Russia plans new fee for border crossings

Russia plans new fee for border crossings

It will soon be more expensive to haul goods through border crossings such as this one pictured at the border of Russia and Estonia.

Shippers using road or rail to get goods into Russia from another country will have to pay a new fee as of Jan. 1, 2017.

The fees will be based on the tonnage hauled by trains and trucks, and the exact amount of the fee will be announced later in the year.

Shippers have criticized the planned fee, saying it will increase costs for themselves as well as consumers. However, some would not mind the fee, if the government could ensure faster border crossings, said Ivan Semenov, director of Shelkovya Odezhda, which distributes EU-made clothing in Russia.

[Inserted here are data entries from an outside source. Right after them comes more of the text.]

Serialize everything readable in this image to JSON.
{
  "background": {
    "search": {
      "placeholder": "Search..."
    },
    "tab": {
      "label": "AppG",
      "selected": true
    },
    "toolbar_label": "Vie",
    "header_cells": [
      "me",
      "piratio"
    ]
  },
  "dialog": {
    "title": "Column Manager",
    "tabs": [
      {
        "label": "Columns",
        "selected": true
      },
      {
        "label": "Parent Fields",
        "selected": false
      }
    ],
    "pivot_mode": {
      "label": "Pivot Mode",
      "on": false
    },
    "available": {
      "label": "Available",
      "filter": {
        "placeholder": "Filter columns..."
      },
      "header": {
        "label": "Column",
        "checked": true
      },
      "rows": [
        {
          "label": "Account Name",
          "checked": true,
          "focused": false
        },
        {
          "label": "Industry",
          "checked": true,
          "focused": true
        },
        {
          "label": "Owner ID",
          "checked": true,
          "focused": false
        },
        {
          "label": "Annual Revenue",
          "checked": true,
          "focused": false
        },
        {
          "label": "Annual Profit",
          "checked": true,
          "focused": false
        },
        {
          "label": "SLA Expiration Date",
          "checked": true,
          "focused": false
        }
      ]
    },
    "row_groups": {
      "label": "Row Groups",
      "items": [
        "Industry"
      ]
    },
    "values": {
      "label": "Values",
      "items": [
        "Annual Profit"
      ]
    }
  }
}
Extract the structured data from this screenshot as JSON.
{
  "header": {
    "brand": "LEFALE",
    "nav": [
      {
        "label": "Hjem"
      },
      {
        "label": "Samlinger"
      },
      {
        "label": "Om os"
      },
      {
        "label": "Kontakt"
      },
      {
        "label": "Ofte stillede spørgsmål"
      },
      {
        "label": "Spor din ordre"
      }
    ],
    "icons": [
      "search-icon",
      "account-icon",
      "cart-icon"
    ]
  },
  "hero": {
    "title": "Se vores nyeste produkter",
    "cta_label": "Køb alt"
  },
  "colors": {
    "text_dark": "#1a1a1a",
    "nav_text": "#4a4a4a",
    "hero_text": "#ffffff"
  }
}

The fee will be used to modernize the country’s border crossings, which need $4 billion in investments, according to the Russian Ministry of Transport.

The decision to levy fees on truck moves could become a damper on China-Russia truck trade, which has been booming this year. Volume through the first eight months of 2016 has already exceeded the 1.9 million tonnes that moved by truck between the two countries in all of 2015. In the first eight months of 2015, traffic amounted to just 1.3 million tonnes.

While many shippers have expressed displeasure at the fees, those involved in transshipment are the most upset because they fear that they may end up having to pay twice.

Rail transshipment traffic in the first 9 months of 2016 has come to more than 150,000 twenty-foot-equivalent units, according to the Ministry of Transport. Rail transshipment traffic in 2015 amounted to 200,000 TEUs, a decline of 13 percent from 230,000 TEUs in 2014.

Truck transshipment traffic in the first 9 months of the year amounted to 600,000 tonnes (661,400 tons). Truck transshipment traffic for all of 2015 declined 20 percent to 800,000 tonnes from 1 million tonnes in 2014.

Total traffic statistics including imports, exports, and transshipment for truck and rail traffic in Russia through September are not yet available.

Contact Eugene Gerden at